(Records from a dataset)
----
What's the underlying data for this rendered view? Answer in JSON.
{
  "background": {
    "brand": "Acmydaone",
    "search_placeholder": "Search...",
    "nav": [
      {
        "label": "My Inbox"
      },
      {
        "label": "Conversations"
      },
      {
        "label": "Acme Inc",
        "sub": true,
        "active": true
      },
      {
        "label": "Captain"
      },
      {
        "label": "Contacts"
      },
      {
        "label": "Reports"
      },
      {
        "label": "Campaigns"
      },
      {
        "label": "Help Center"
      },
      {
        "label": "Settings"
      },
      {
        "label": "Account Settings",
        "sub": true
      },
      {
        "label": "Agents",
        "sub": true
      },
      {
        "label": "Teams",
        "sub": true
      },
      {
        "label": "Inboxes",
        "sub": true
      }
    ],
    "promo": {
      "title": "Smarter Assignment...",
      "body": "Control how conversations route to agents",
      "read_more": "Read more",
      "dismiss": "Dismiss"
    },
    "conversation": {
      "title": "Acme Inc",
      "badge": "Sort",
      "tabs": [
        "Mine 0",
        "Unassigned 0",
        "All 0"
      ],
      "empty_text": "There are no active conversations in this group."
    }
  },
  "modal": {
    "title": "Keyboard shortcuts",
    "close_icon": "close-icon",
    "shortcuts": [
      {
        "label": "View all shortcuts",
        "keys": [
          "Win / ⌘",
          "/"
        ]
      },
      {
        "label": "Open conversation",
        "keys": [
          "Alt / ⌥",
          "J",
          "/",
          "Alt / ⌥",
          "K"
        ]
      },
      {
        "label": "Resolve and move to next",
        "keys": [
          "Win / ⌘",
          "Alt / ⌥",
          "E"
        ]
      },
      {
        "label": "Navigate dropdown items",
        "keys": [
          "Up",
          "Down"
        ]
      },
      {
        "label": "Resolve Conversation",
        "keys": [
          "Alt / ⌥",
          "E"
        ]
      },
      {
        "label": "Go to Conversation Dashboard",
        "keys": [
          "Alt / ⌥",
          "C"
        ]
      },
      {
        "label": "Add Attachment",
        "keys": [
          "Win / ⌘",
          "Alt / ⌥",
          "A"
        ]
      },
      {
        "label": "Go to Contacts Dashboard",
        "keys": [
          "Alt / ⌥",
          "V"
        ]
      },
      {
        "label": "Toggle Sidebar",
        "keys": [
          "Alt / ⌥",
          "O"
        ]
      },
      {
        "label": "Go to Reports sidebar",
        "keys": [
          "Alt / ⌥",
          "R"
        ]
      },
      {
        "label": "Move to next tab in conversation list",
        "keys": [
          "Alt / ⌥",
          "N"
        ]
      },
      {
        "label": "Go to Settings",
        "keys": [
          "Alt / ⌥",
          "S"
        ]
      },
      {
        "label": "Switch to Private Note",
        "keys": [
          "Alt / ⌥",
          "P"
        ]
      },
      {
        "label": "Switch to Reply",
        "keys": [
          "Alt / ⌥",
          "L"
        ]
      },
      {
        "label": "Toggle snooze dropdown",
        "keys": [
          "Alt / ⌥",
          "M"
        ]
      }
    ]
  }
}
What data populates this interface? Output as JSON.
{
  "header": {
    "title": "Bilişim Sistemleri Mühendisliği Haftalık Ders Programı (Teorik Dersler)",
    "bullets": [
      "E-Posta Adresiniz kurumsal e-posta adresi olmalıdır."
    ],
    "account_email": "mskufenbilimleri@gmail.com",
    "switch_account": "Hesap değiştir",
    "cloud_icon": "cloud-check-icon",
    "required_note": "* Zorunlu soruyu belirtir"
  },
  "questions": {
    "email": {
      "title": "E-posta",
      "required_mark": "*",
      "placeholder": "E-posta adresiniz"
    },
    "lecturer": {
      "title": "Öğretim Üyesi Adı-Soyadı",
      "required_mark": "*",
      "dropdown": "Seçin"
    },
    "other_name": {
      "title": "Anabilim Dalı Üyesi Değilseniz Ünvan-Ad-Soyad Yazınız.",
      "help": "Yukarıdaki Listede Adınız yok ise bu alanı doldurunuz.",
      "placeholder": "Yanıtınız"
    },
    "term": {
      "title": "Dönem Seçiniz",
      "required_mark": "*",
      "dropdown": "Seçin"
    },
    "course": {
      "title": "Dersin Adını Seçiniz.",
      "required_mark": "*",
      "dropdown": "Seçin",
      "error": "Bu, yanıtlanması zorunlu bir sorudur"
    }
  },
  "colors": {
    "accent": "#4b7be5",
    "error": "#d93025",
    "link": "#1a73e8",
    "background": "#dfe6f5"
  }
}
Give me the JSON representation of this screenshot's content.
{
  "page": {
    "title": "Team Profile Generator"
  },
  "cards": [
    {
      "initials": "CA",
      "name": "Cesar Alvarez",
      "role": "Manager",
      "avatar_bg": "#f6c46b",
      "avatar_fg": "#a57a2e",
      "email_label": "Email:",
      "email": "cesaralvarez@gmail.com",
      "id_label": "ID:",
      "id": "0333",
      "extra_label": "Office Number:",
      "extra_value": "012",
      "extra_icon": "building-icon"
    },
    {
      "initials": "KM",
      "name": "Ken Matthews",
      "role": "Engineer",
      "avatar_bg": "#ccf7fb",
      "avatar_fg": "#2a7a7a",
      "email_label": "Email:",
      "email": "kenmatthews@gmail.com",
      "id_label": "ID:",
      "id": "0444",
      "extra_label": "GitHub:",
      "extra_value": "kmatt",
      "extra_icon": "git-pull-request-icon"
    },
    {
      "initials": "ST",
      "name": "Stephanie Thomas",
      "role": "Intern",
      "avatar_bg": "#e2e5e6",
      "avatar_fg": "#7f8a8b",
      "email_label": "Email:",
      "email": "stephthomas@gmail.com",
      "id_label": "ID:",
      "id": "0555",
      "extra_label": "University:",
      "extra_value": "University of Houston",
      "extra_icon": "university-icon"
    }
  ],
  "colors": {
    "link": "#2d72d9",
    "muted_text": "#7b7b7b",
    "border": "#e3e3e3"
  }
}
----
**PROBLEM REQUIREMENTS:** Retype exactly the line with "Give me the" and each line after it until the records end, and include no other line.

**RESPONSE:**
Give me the JSON representation of this screenshot's content.
{
  "page": {
    "title": "Team Profile Generator"
  },
  "cards": [
    {
      "initials": "CA",
      "name": "Cesar Alvarez",
      "role": "Manager",
      "avatar_bg": "#f6c46b",
      "avatar_fg": "#a57a2e",
      "email_label": "Email:",
      "email": "cesaralvarez@gmail.com",
      "id_label": "ID:",
      "id": "0333",
      "extra_label": "Office Number:",
      "extra_value": "012",
      "extra_icon": "building-icon"
    },
    {
      "initials": "KM",
      "name": "Ken Matthews",
      "role": "Engineer",
      "avatar_bg": "#ccf7fb",
      "avatar_fg": "#2a7a7a",
      "email_label": "Email:",
      "email": "kenmatthews@gmail.com",
      "id_label": "ID:",
      "id": "0444",
      "extra_label": "GitHub:",
      "extra_value": "kmatt",
      "extra_icon": "git-pull-request-icon"
    },
    {
      "initials": "ST",
      "name": "Stephanie Thomas",
      "role": "Intern",
      "avatar_bg": "#e2e5e6",
      "avatar_fg": "#7f8a8b",
      "email_label": "Email:",
      "email": "stephthomas@gmail.com",
      "id_label": "ID:",
      "id": "0555",
      "extra_label": "University:",
      "extra_value": "University of Houston",
      "extra_icon": "university-icon"
    }
  ],
  "colors": {
    "link": "#2d72d9",
    "muted_text": "#7b7b7b",
    "border": "#e3e3e3"
  }
}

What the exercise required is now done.